Two easily confused Airspeeds are Vx and Vy. The student pilot must have these important airspeeds committed to memory very early in their flight instruction. These airspeeds will be demonstrated and explained. They are Best Rate of Climb (Vy) and Best Angle of Climb (Vx).
Best Rate of Climb (Vy)
After takeoff, the aircraft should normally be configured for the Best Rate of Climb. This will provide the best climb for the maximum gain in altitude in the shortest time possible. You will get to your selected cruising altitude in the shortest time possible. Altitude is your friend, and particularly after takeoff, you want to gain the maximum height above the ground in the least time possible. Vy provides you with the Best Rate of Climb.
Best Angle of Climb (Vx)
Occasionally, it may be necessary to gain the maximum altitude possible over the shortest distance on the ground. To achieve this, the pilot would use the Best Angle of Climb or Vx. This would be applicable if you needed to clear an obstacle or obstruction on the ground shortly after takeoff. The pilot would configure the aircraft for the Best Angle of Climb to gain the maximum altitude possible before reaching the obstacle (i.e. Tree) located beyond the runway.
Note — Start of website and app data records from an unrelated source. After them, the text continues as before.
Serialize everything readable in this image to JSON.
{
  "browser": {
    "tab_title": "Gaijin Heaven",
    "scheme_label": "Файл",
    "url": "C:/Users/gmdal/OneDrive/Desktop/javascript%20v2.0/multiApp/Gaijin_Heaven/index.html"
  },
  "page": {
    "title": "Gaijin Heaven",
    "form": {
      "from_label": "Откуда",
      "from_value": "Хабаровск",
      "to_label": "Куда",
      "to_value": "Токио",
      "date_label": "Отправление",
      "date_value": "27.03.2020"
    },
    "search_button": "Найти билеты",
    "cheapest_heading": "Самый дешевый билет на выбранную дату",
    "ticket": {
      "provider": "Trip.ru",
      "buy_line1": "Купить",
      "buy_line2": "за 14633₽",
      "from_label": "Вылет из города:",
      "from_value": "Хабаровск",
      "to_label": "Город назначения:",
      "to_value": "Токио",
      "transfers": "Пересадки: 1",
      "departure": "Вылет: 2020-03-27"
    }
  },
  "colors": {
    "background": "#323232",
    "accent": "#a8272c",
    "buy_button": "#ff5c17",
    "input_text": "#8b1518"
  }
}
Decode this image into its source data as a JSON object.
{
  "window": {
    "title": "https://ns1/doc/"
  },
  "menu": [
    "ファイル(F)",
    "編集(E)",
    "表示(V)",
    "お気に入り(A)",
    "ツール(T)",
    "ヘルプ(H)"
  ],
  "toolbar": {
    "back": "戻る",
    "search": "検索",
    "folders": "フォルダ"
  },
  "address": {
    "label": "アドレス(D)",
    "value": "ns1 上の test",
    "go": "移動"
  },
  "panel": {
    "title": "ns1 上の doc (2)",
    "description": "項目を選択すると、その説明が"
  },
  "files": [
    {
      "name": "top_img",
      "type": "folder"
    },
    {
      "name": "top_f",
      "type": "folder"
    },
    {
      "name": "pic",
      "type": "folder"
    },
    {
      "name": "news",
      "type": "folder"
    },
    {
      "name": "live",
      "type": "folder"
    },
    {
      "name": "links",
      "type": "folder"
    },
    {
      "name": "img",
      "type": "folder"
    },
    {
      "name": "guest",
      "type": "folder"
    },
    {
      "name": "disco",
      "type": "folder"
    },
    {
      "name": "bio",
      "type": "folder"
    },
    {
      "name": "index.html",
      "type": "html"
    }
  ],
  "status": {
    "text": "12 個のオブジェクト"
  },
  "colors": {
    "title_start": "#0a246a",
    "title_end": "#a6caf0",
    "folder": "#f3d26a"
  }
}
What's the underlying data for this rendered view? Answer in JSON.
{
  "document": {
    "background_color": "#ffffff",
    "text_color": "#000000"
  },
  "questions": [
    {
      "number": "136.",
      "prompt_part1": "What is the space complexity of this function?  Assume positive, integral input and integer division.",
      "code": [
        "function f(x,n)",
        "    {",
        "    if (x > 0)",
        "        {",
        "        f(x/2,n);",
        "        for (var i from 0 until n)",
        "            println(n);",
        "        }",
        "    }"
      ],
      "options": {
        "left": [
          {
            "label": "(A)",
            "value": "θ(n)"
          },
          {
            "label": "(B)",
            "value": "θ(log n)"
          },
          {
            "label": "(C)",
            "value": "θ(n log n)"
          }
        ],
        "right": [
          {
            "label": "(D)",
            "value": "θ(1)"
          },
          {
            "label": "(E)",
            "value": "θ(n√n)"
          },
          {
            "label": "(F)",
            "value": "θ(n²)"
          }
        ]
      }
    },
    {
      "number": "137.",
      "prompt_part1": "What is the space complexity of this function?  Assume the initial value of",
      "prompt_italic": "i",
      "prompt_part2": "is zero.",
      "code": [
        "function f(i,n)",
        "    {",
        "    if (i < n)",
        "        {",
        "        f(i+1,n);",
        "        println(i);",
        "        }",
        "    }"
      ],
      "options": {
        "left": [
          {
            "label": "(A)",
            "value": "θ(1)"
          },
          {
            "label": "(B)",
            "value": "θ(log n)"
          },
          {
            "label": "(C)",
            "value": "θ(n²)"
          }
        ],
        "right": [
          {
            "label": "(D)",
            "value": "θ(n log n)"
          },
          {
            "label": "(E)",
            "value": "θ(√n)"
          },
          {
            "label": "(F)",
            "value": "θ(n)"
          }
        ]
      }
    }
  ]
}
Vx is slower than Vy. This makes sense, as Vx will have a slower forward speed. The slower forward speed of the airplane will provide more opportunity for altitude gain before reaching the obstacle to be cleared. An easy way to remember Vx vs. Vy, is to ask yourself which letter has more angles? The letter X has more angles than the letter Y. As such, you will always remember Vx is the Best Angle of Climb, and Vy is the Best Rate of Climb.
BLOCKED OR LEAKING PRESSURE SYSTEMS
Pitot. If the Pitot tube is blocked e.g. by ice, the ASI will not be affected till there is no acceleration or deceleration. ASI will not detect any of it in level flight. In climb ASI will Over Read and Under Read in descend.
Static If the static tube is blocked, in level flight there will be no effect. The ASI will over-read during descend to lower altitudes and under-read during climb to higher altitudes than that at which the blockage occurred.
- A leak in the Pitot tube causes the ASI to under-read.
- A leak in the static tube, where the pressure outside the pipe is lower than static (i.e., most unpressurised aircraft), will cause the ASI to over-read. Where the outside air is higher than static (i.e., in a pressurized cabin) the ASI will under-read.
Effects The under-reading or over-reading of an ASI is potentially dangerous. The former may cause problems in adverse landing conditions (e.g., in a strong cross-wind), and the latter condition may result in an aircraft stall at a higher indicated airspeed than that specified for the aircraft.